Remember, I am a teenager, and I looked up to this man. He gave advice to a teenager and that advice was…to learn patience!?! Hello. I respectfully thanked him and walked away mumbling the word patience, patience, patience. It took a while for me to come to an understanding of what Dr. King meant. I learned to become a patient individual and that attribute has served me well. The many months of demonstrating, going to jail, and having Dr. King inform us that snatching purchases from folk who entered boycotted stores caused harm to the movement—helped me to understand that change could be a very slow process. Knowing that Dr. King himself grew weary of the struggle but he continued to plan, to strategize, and he refused to quit in the quest for the prize helped me to mature in my way of thinking. I realized that we could not force whites to accept us as equal. The event of bloody Sunday, the sounds of billyclubs smacking against flesh, the screams of my fellow marchers and my retching from tear gas did not deter me from my commitment to make a difference in my world. All in all, these experiences helped me to learn patience and gain insight into humanity.
It takes patience to become well educated, especially when there are so many of life-stuff hitting you from all sides. Having patience has kept me calm when others have been in turmoil. Learning to have patience helped me to realize that nothing stays the same, there is always change. I have learned to plant seeds, life seeds & ideas, to apply small to moderate amounts of nurturing and patiently await the desired results. Rarely, have I been disappointed.
Dr. King reinforced what I had heard from my mother, who use to say to her children, “you are somebody”. I believed. I believed, I am an intelligent individual, I am smart and I can make my dreams come true. This life that I have lived, has been filled with many challenges, I learned to not become rooted with fear. I push forward, I trust my heart and more importantly my gut reactions. I follow Dr. King’s example to care for my fellowmen. I learned that when one dream has been fulfilled another one begins.
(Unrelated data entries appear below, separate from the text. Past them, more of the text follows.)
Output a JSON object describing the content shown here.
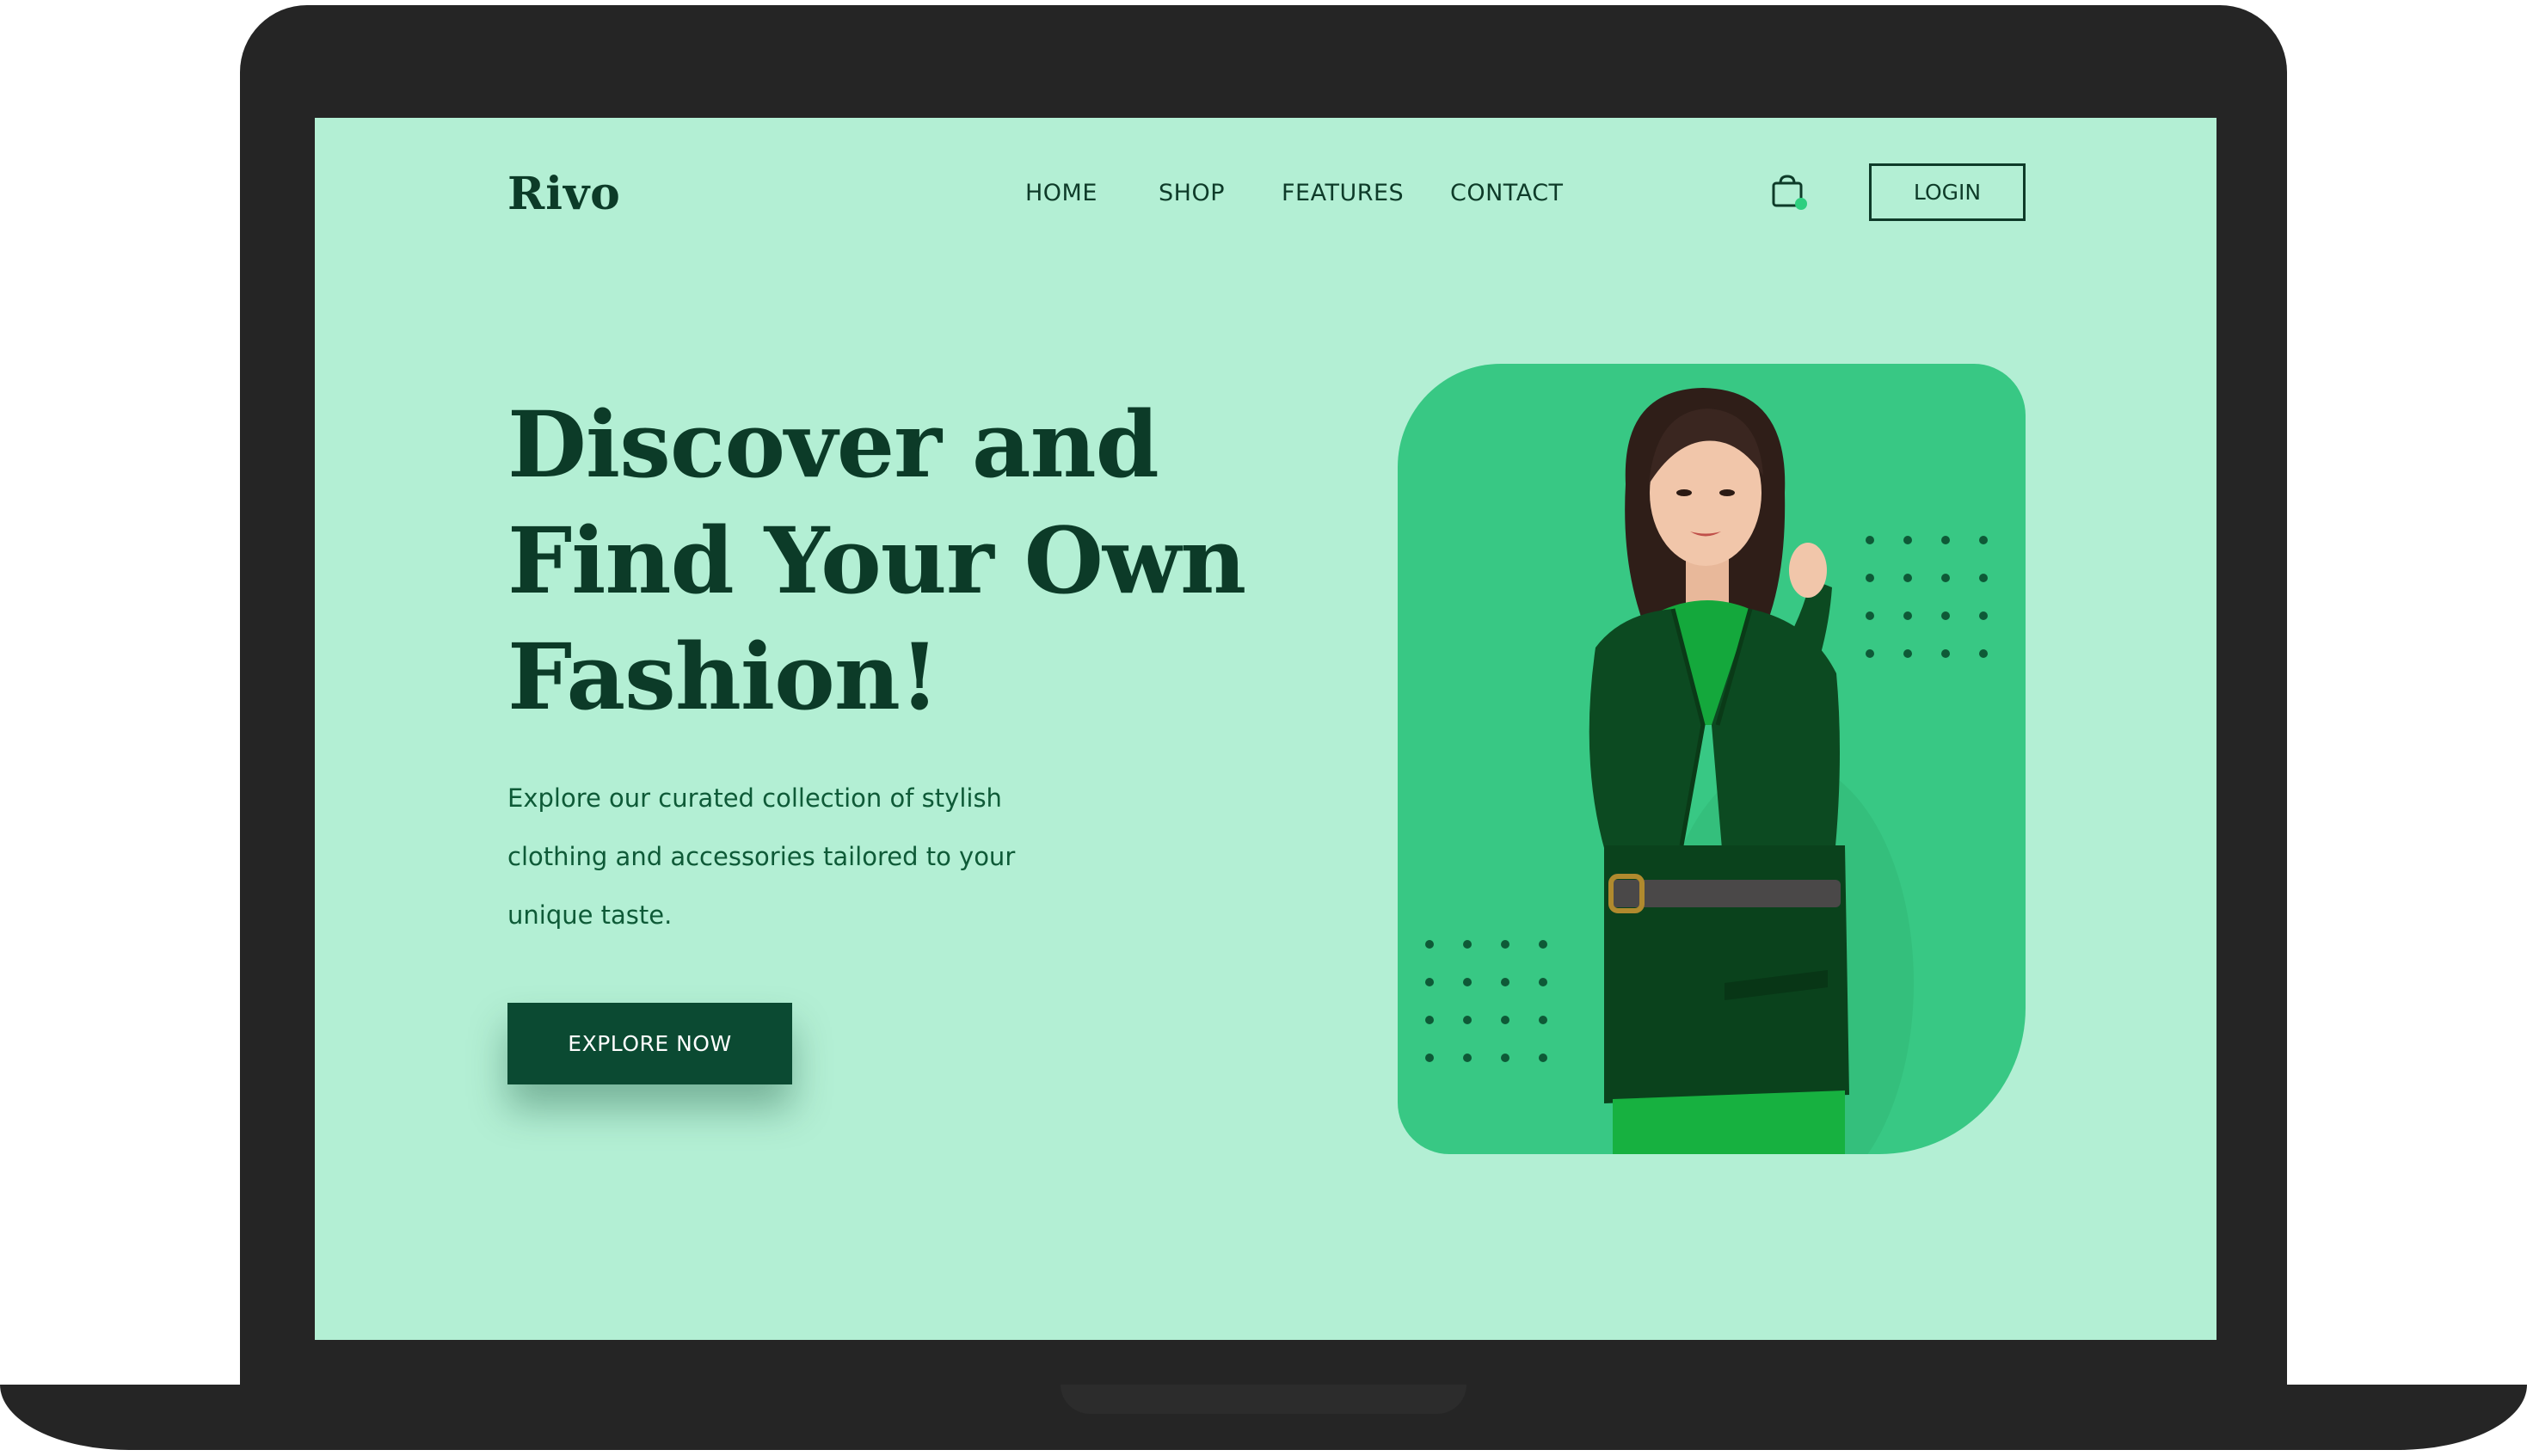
{
  "brand": {
    "logo": "Rivo"
  },
  "nav": {
    "links": [
      "HOME",
      "SHOP",
      "FEATURES",
      "CONTACT"
    ],
    "login_label": "LOGIN"
  },
  "hero": {
    "headline": [
      "Discover and",
      "Find Your Own",
      "Fashion!"
    ],
    "description": [
      "Explore our curated collection of stylish",
      "clothing and accessories tailored to your",
      "unique taste."
    ],
    "cta_label": "EXPLORE NOW"
  },
  "colors": {
    "background": "#b3efd4",
    "card": "#38c884",
    "primary_dark": "#0b4a32",
    "laptop_frame": "#252525",
    "cart_badge": "#2ecf7f"
  },
  "icons": {
    "cart": "shopping-bag-icon"
  }
}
Dr. King led a life of fulfilling dreams and I thank him for showing me the way.
This was a speech was first given at 2015 MLK Day Celebration in Ashland, Oregon. Read more about that here.
Welcome to Real Women Speak , where you’ll hear the voices of Oregon women who are struggling, soaring, muddling through and motivated to move forward.
Inspired by Decide.Create.Share , this blog chronicles stories from lighthearted happenings to questions of fortitude. From life-altering changes to simple anecdotes, our shared narratives serve to inspire, guide, and connect us.
Every woman has a voice. AARP Oregon seeks to amplify them.
About our guest blogger: Dr. Geneva Craig is AARP Oregon’s Chair of the Diversity Advisory Council and Clinical Program Coordinator of the Inpatient Rehabilitation Center at Asante Rogue Regional Medical Center. Dr. Craigis a registered nurse licensed in the State of Oregon, Graduated from the University of Alaska with a degree in nursing and received a Ph.D. in Nursing from the University of Walding. Dr. Craig worked at John Hopkins Health Care Center before moving to the Rogue Valley to take a job as Clinical Program Coordinator, Asante Rogue Medical Center. Described as a courageous and determined woman Dr. Craig Geneva has met life’s challenges head-on. Born in Selma, Alabama during the time of segregation, Dr. Craig faced the social challenges of the south but was not deter from pursuing her dream.